[[ Given records, beginning ]]

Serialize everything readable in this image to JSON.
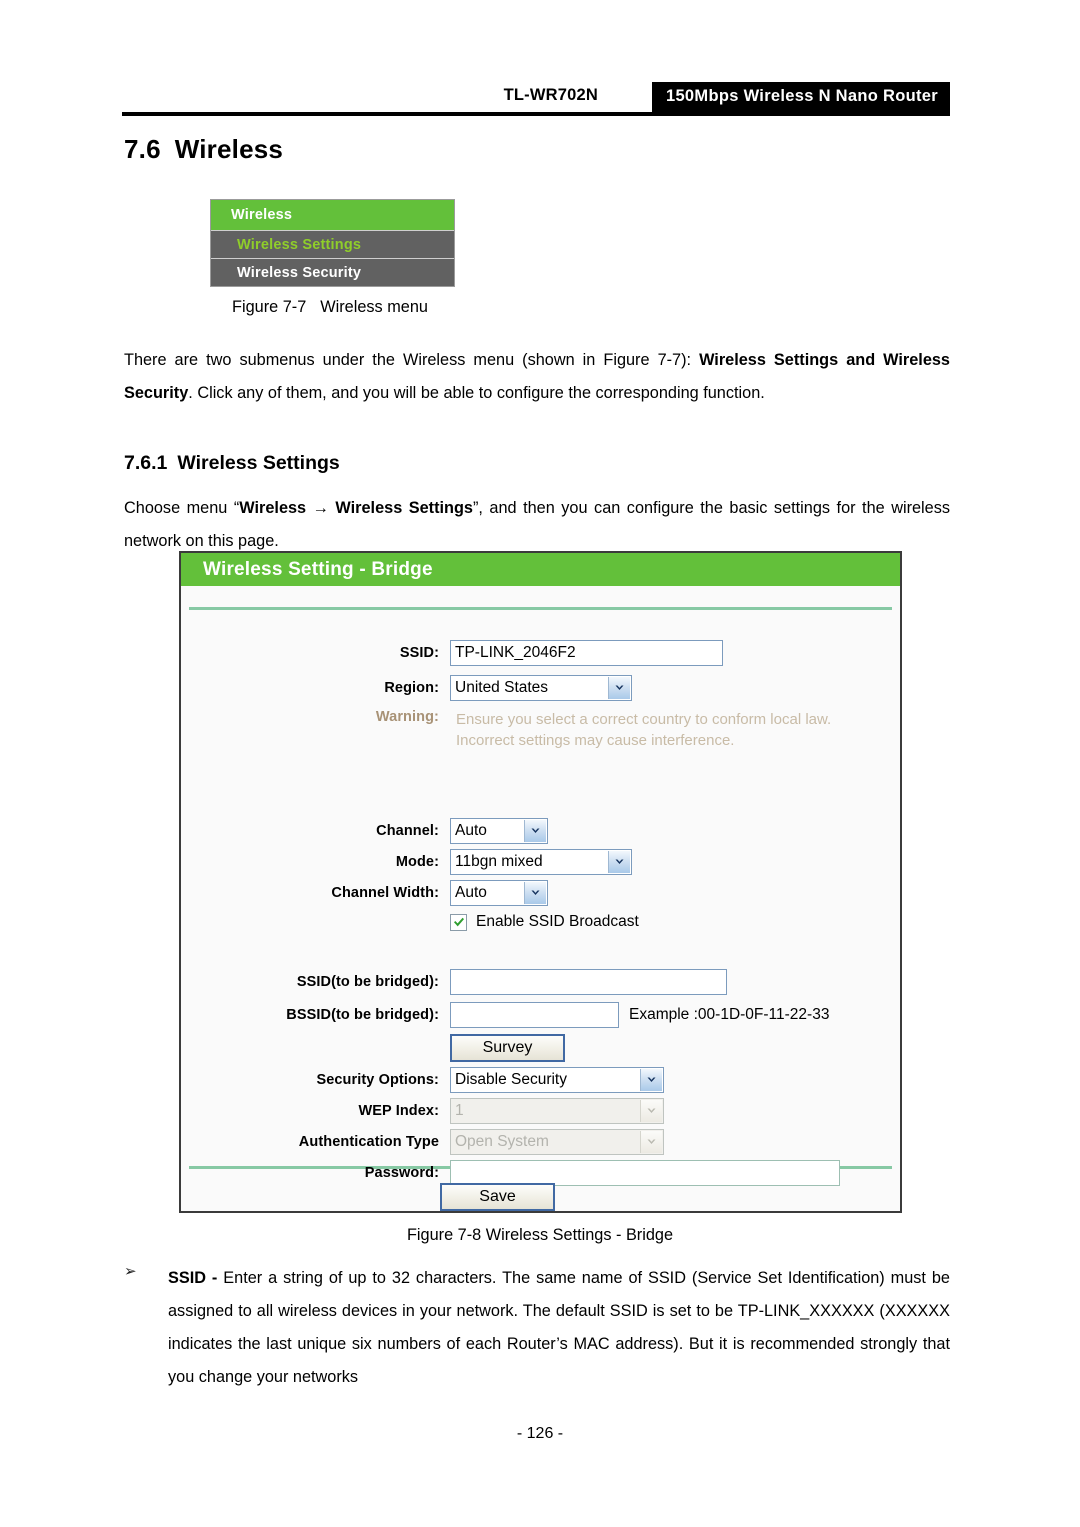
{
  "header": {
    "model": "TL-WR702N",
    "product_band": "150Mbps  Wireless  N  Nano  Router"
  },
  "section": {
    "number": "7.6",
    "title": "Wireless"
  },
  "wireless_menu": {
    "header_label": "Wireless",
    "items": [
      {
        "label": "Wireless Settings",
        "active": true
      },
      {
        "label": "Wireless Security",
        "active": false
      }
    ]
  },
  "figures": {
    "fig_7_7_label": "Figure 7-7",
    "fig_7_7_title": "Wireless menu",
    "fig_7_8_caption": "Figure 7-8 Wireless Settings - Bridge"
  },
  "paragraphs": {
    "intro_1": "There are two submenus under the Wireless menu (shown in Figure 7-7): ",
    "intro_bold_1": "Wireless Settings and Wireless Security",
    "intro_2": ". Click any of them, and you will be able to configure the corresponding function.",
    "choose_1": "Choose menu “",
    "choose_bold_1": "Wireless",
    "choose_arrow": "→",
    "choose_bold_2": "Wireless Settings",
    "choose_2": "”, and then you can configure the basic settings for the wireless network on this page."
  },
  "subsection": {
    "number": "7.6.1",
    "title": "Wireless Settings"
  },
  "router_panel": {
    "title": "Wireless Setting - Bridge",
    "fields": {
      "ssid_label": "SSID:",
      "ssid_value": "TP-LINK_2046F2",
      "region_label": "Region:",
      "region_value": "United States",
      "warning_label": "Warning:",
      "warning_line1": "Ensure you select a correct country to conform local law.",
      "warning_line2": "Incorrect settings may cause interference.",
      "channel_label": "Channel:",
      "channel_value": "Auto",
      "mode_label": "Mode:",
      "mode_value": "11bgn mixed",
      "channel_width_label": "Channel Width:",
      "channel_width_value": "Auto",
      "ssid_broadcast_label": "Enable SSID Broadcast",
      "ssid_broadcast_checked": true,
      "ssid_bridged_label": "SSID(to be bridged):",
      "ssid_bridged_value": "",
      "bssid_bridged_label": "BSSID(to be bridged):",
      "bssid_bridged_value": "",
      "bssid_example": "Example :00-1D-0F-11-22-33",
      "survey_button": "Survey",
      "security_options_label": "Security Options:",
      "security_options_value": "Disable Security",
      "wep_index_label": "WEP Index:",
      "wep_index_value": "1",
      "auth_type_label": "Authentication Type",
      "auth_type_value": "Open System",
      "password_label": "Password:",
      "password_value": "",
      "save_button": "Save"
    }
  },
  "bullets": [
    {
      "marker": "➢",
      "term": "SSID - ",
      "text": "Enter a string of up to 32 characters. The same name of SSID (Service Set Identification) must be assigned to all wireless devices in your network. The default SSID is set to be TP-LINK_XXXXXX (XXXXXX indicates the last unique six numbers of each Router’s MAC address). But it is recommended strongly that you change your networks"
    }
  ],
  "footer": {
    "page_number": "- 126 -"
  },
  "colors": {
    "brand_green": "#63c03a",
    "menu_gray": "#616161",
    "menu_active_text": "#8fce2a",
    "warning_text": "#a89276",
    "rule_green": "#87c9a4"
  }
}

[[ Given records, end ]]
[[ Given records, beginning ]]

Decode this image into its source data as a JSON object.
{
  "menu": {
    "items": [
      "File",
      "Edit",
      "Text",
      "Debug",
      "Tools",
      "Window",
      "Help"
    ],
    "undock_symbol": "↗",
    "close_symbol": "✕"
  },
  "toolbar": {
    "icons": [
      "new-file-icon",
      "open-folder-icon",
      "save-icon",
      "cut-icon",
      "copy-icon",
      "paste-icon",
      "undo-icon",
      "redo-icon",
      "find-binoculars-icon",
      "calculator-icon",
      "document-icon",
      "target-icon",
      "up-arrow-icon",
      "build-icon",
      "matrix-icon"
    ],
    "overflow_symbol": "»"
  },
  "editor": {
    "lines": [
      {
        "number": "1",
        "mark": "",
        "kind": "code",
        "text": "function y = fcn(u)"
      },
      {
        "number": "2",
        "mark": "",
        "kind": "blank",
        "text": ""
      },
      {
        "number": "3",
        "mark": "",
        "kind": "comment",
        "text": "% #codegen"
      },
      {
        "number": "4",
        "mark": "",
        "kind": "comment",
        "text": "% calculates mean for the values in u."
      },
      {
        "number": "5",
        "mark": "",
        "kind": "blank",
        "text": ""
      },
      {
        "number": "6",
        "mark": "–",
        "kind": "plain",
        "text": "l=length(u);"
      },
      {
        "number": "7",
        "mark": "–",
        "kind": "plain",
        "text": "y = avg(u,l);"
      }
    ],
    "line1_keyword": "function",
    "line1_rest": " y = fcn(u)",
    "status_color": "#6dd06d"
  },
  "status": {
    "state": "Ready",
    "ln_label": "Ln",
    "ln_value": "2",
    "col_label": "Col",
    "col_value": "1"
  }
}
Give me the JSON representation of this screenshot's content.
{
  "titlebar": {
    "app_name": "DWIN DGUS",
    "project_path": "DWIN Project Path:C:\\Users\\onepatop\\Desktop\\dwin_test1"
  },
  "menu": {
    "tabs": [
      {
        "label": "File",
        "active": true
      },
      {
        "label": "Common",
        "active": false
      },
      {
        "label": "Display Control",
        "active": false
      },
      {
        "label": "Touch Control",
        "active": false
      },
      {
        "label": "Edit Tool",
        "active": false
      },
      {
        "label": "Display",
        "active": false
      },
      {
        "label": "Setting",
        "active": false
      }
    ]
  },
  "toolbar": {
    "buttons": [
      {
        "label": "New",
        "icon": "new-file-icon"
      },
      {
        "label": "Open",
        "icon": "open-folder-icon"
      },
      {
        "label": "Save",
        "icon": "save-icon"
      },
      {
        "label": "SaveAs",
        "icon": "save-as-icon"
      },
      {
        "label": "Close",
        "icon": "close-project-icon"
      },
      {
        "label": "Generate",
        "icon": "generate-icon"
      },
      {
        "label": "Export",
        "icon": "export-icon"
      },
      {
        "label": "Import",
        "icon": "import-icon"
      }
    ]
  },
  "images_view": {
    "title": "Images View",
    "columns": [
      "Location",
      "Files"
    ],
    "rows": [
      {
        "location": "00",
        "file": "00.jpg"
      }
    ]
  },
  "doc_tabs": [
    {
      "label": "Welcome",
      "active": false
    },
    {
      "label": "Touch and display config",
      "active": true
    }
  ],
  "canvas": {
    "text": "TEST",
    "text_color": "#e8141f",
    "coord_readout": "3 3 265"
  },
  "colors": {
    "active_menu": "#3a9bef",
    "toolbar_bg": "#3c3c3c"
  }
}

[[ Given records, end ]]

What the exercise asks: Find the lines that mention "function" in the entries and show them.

Answer to this problem:
    "intro_2": ". Click any of them, and you will be able to configure the corresponding function.",
        "text": "function y = fcn(u)"
    "line1_keyword": "function",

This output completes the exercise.